How did Farmville get its name? The area was known as “the Farmlands” when it was part of a once-prominent tobacco plantation named Bizarre. The plantation was owned by members of the powerful Randolph family who were embroiled in a 1790s scandal and trial – with 56-year-old lawyer Patrick Henry enlisted for the defense and Thomas Jefferson’s daughter appearing as a witness – that would rock the South. As for the name “Bizarre,” nobody seems to know where that came from. Bizarre, indeed.
The town of Farmville was formed in 1798, making it almost 220 years old – one of the older towns in the United States.
Farmville is one of the oldest two-college towns in the country. It’s home to both Hampden-Sydney College and Longwood University. Founded in 1775, Hampden-Sydney is the 10th-oldest college in America. Established in 1839, Longwood University is the third-oldest public university in Virginia.
Farmville is home to a National Historic Landmark, the R. Moton Museum. Previously a high school, the Moton Museum tells the story of a 1951 student strike that helped ignite the Civil Rights era. On April 23, 1951, Barbara Johns, a 16-year-old student, led her classmates in a strike to protest the conditions at Robert Russa Moton High School, claiming they were “vastly inferior” to those attended by white students at nearby Farmville High school. The strike got the attention of NAACP lawyers and, in 1954, the Farmville case was one of five reviewed by the U.S. Supreme Court in Brown v Board of Education.
Did you know High Bridge is the longest recreational bridge in Virginia and one of the longest in the United States? Built in 1853, High Bridge was created to continue the South Side Railroad through Farmville, which demanded the crossing of the Appomattox River. Armies from both North and South crossed the bridge in the closing days of the Civil War. In 2006, Norfolk Southern donated the abandoned rail to the Virginia Department of Conservation and Recreation and the “rail to trail” conversion began. The 31-mile trail, with High Bridge as its centerpiece, officially opened in 2012 and is now one Farmville’ most popular attractions. High Bridge is a Virginia Historic Landmark and is on the National Register of Historic Places.

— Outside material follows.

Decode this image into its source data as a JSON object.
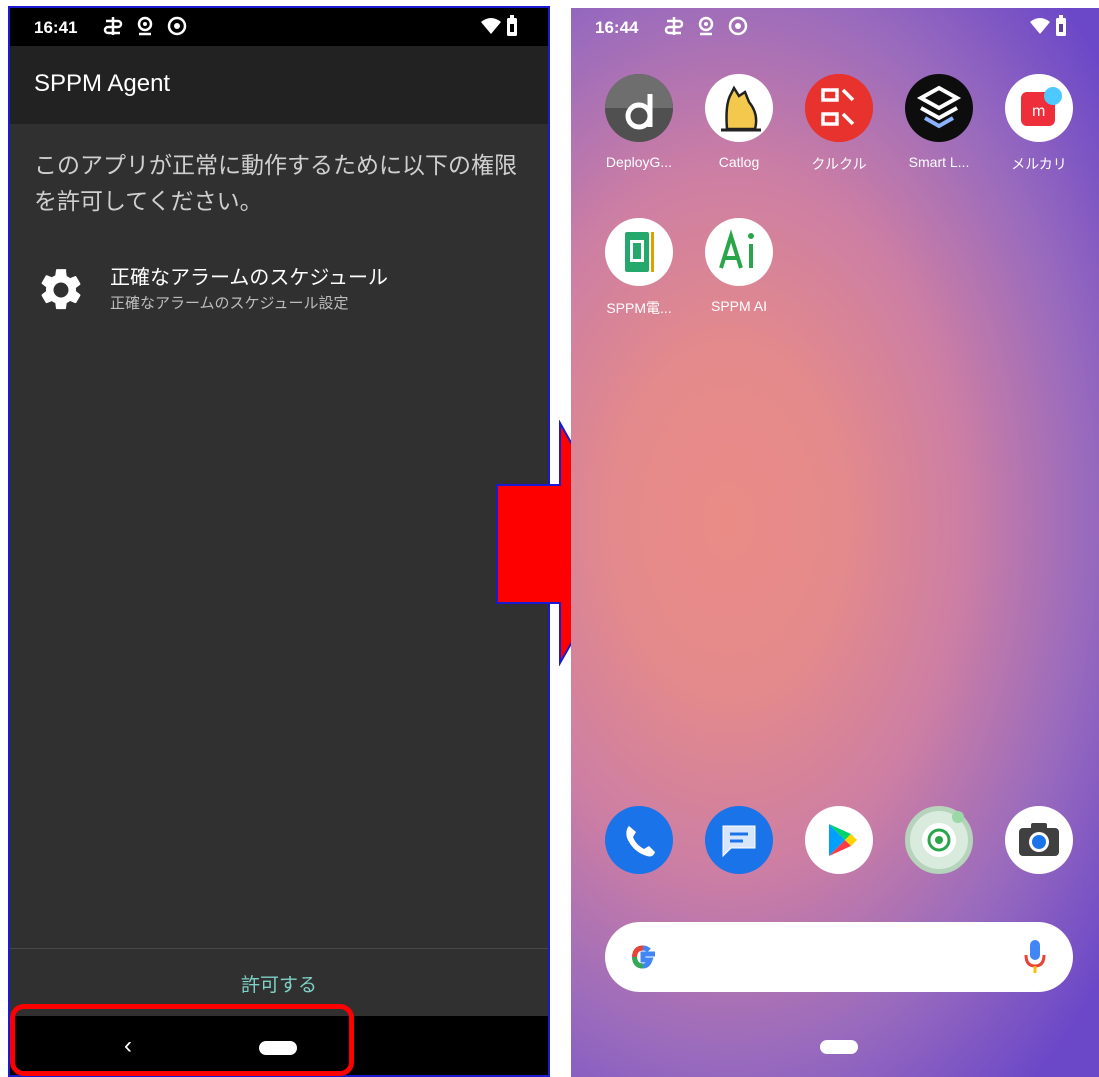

First opened in the mid 1960s, Green Front Furniture is one of the nation’s top-100 furniture resellers. Green Front comprises 12 buildings, three of which are renovated 1840s tobacco warehouses, filled with traditional furnishings and eclectic finds from around the world. Green Front is a popular destination not only for Virginians, but also for customers up and down the East Coast!
Vince Gilligan, the creator, head writer and executive producer of the groundbreaking television series “Breaking Bad,” grew up in Farmville and attended a laboratory elementary school run by Longwood. Before Breaking Bad, Gilligan was a writer and then a producer on “The X-Files.”

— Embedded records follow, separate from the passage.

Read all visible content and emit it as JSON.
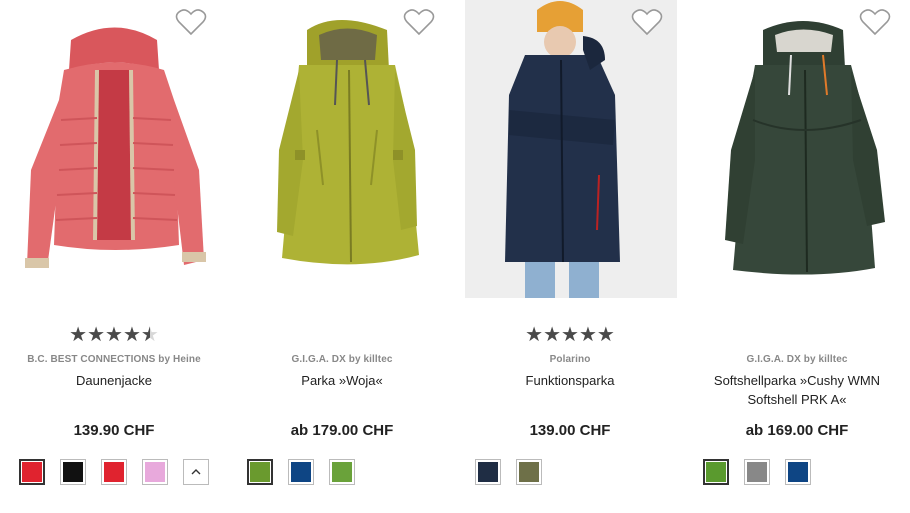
{
  "products": [
    {
      "brand": "B.C. BEST CONNECTIONS by Heine",
      "title_line1": "Daunenjacke",
      "title_line2": "",
      "price": "139.90 CHF",
      "rating": 4.5,
      "image_icon": "pink-down-jacket",
      "swatches": [
        {
          "color": "#e0232f",
          "selected": true
        },
        {
          "color": "#111111",
          "selected": false
        },
        {
          "color": "#e0232f",
          "selected": false
        },
        {
          "color": "#e8a9dc",
          "selected": false
        }
      ],
      "more_label": "^"
    },
    {
      "brand": "G.I.G.A. DX by killtec",
      "title_line1": "Parka »Woja«",
      "title_line2": "",
      "price": "ab 179.00 CHF",
      "rating": null,
      "image_icon": "lime-parka",
      "swatches": [
        {
          "color": "#6a9a2e",
          "selected": true
        },
        {
          "color": "#0e4584",
          "selected": false
        },
        {
          "color": "#6aa23a",
          "selected": false
        }
      ]
    },
    {
      "brand": "Polarino",
      "title_line1": "Funktionsparka",
      "title_line2": "",
      "price": "139.00 CHF",
      "rating": 5,
      "image_icon": "navy-parka-model",
      "swatches": [
        {
          "color": "#1f2d44",
          "selected": false
        },
        {
          "color": "#6e7048",
          "selected": false
        }
      ]
    },
    {
      "brand": "G.I.G.A. DX by killtec",
      "title_line1": "Softshellparka »Cushy WMN",
      "title_line2": "Softshell PRK A«",
      "price": "ab 169.00 CHF",
      "rating": null,
      "image_icon": "dark-green-softshell-parka",
      "swatches": [
        {
          "color": "#5a9a2e",
          "selected": true
        },
        {
          "color": "#888888",
          "selected": false
        },
        {
          "color": "#0e4584",
          "selected": false
        }
      ]
    }
  ],
  "colors": {
    "star_fill": "#4a4a4a",
    "star_empty": "#d8d8d8",
    "brand_text": "#888888"
  }
}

Yes, there’s something in the water. In the late 1800s, Lithia Springs, located in Farmville, was known for its “healing mineral spring water.” The springs were said to “cure” gout and kidney stones amongst other things. Investors bottled “Farmville Lithia Water” from 1884 to 1901, and it was sold in the U.S. and abroad. Lithia Springs water contained the following minerals: magnesium, chalybeate, iodine and alum (no lithium).
Founding father Patrick Henry served as governor of Virginia from 1776 to 1779 and again from 1784 to 1786 – after which he moved to Farmville. Over a century later, Phillip Watkins McKinney, an honors graduate of Hampden-Sydney College who served as Virginia governor from 1890 to 1894, retired with his wife to Farmville. He died in 1899 and was interred at Farmville Cemetery.